• **What you have to do**: Any picture in the data below should be skipped, while every line is repeated exactly.

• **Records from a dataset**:
════

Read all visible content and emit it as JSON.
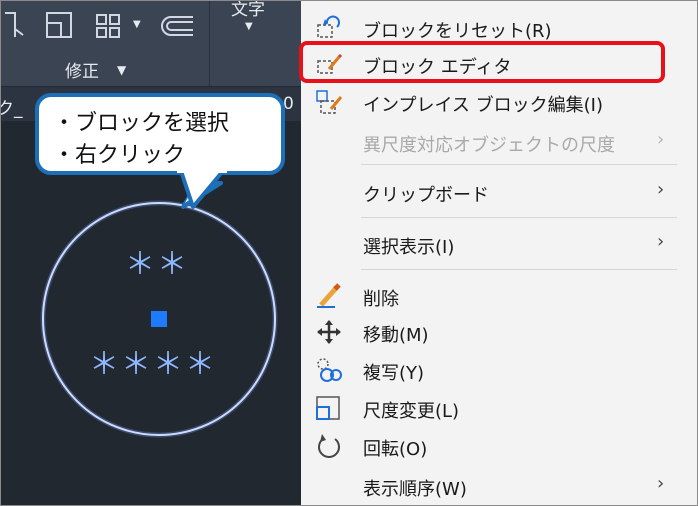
{
  "ribbon": {
    "panel_label": "修正",
    "text_panel": "文字"
  },
  "tab": {
    "label_left": "ク_",
    "label_right": "0"
  },
  "callout": {
    "lines": [
      "・ブロックを選択",
      "・右クリック"
    ]
  },
  "drawing": {
    "top_row": "＊＊",
    "bottom_row": "＊＊＊＊"
  },
  "menu": {
    "items": [
      {
        "label": "ブロックをリセット(R)",
        "icon": "block-reset-icon",
        "enabled": true,
        "submenu": false
      },
      {
        "label": "ブロック エディタ",
        "icon": "block-editor-icon",
        "enabled": true,
        "submenu": false
      },
      {
        "label": "インプレイス ブロック編集(I)",
        "icon": "inplace-edit-icon",
        "enabled": true,
        "submenu": false
      },
      {
        "label": "異尺度対応オブジェクトの尺度",
        "icon": "",
        "enabled": false,
        "submenu": true
      },
      {
        "label": "クリップボード",
        "icon": "",
        "enabled": true,
        "submenu": true
      },
      {
        "label": "選択表示(I)",
        "icon": "",
        "enabled": true,
        "submenu": true
      },
      {
        "label": "削除",
        "icon": "eraser-icon",
        "enabled": true,
        "submenu": false
      },
      {
        "label": "移動(M)",
        "icon": "move-icon",
        "enabled": true,
        "submenu": false
      },
      {
        "label": "複写(Y)",
        "icon": "copy-icon",
        "enabled": true,
        "submenu": false
      },
      {
        "label": "尺度変更(L)",
        "icon": "scale-icon",
        "enabled": true,
        "submenu": false
      },
      {
        "label": "回転(O)",
        "icon": "rotate-icon",
        "enabled": true,
        "submenu": false
      },
      {
        "label": "表示順序(W)",
        "icon": "",
        "enabled": true,
        "submenu": true
      }
    ],
    "highlighted_item": "ブロック エディタ",
    "submenu_arrow": "›"
  },
  "colors": {
    "highlight": "#e8111a",
    "callout_border": "#1d6fb8",
    "drawing_line": "#8fb6ff",
    "grip": "#1e7bff"
  }
}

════

• **Written reply**:
Read all visible content and emit it as JSON.
{
  "ribbon": {
    "panel_label": "修正",
    "text_panel": "文字"
  },
  "tab": {
    "label_left": "ク_",
    "label_right": "0"
  },
  "callout": {
    "lines": [
      "・ブロックを選択",
      "・右クリック"
    ]
  },
  "drawing": {
    "top_row": "＊＊",
    "bottom_row": "＊＊＊＊"
  },
  "menu": {
    "items": [
      {
        "label": "ブロックをリセット(R)",
        "icon": "block-reset-icon",
        "enabled": true,
        "submenu": false
      },
      {
        "label": "ブロック エディタ",
        "icon": "block-editor-icon",
        "enabled": true,
        "submenu": false
      },
      {
        "label": "インプレイス ブロック編集(I)",
        "icon": "inplace-edit-icon",
        "enabled": true,
        "submenu": false
      },
      {
        "label": "異尺度対応オブジェクトの尺度",
        "icon": "",
        "enabled": false,
        "submenu": true
      },
      {
        "label": "クリップボード",
        "icon": "",
        "enabled": true,
        "submenu": true
      },
      {
        "label": "選択表示(I)",
        "icon": "",
        "enabled": true,
        "submenu": true
      },
      {
        "label": "削除",
        "icon": "eraser-icon",
        "enabled": true,
        "submenu": false
      },
      {
        "label": "移動(M)",
        "icon": "move-icon",
        "enabled": true,
        "submenu": false
      },
      {
        "label": "複写(Y)",
        "icon": "copy-icon",
        "enabled": true,
        "submenu": false
      },
      {
        "label": "尺度変更(L)",
        "icon": "scale-icon",
        "enabled": true,
        "submenu": false
      },
      {
        "label": "回転(O)",
        "icon": "rotate-icon",
        "enabled": true,
        "submenu": false
      },
      {
        "label": "表示順序(W)",
        "icon": "",
        "enabled": true,
        "submenu": true
      }
    ],
    "highlighted_item": "ブロック エディタ",
    "submenu_arrow": "›"
  },
  "colors": {
    "highlight": "#e8111a",
    "callout_border": "#1d6fb8",
    "drawing_line": "#8fb6ff",
    "grip": "#1e7bff"
  }
}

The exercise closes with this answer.